____ Records for the exercise

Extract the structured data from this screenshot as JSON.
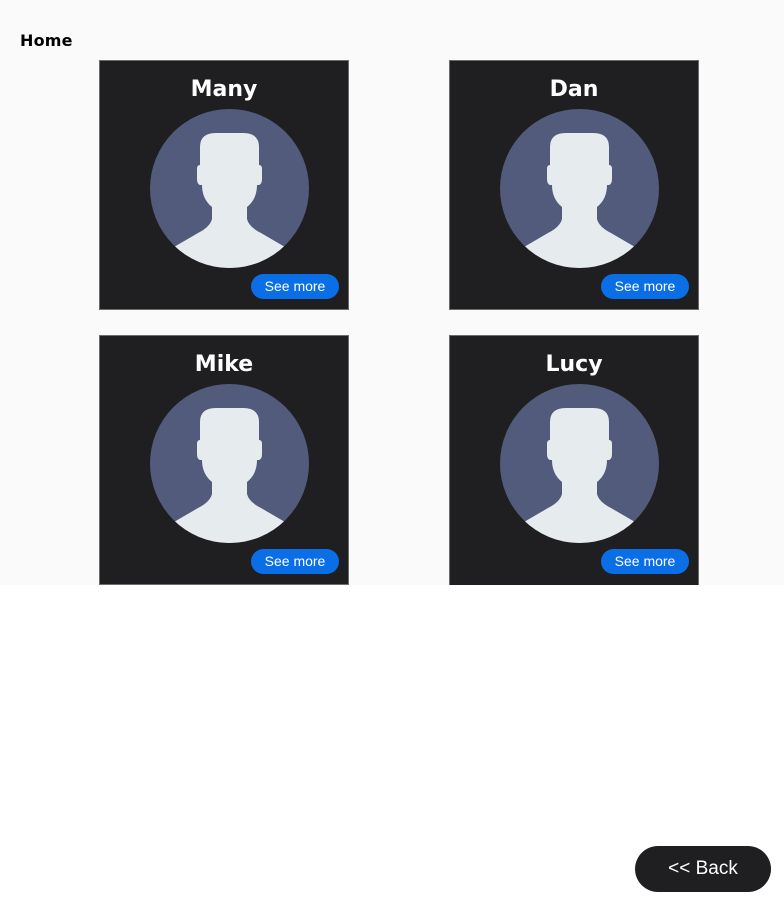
{
  "nav": {
    "home_label": "Home"
  },
  "profiles": [
    {
      "name": "Many",
      "button_label": "See more"
    },
    {
      "name": "Dan",
      "button_label": "See more"
    },
    {
      "name": "Mike",
      "button_label": "See more"
    },
    {
      "name": "Lucy",
      "button_label": "See more"
    }
  ],
  "footer": {
    "back_label": "<< Back"
  },
  "icons": {
    "avatar": "default-user-avatar-icon"
  },
  "colors": {
    "card_background": "#1f1f21",
    "avatar_background": "#525b7c",
    "avatar_silhouette": "#e6ecee",
    "accent_button": "#0a6fe6",
    "page_background": "#fafafa"
  }
}
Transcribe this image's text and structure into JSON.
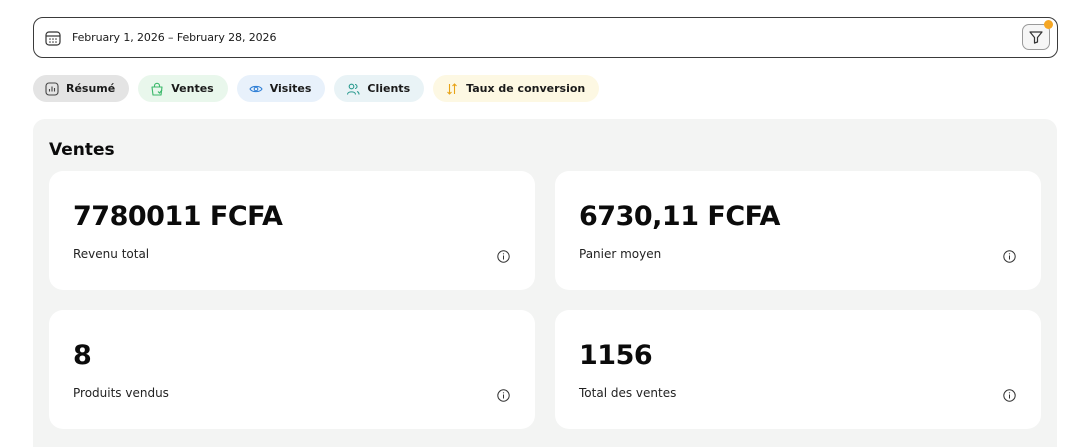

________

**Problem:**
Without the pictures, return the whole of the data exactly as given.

**Exercise solution:**
Extract the structured data from this screenshot as JSON.
{
  "nav": {
    "home_label": "Home"
  },
  "profiles": [
    {
      "name": "Many",
      "button_label": "See more"
    },
    {
      "name": "Dan",
      "button_label": "See more"
    },
    {
      "name": "Mike",
      "button_label": "See more"
    },
    {
      "name": "Lucy",
      "button_label": "See more"
    }
  ],
  "footer": {
    "back_label": "<< Back"
  },
  "icons": {
    "avatar": "default-user-avatar-icon"
  },
  "colors": {
    "card_background": "#1f1f21",
    "avatar_background": "#525b7c",
    "avatar_silhouette": "#e6ecee",
    "accent_button": "#0a6fe6",
    "page_background": "#fafafa"
  }
}
Transcribe this image's text and structure into JSON.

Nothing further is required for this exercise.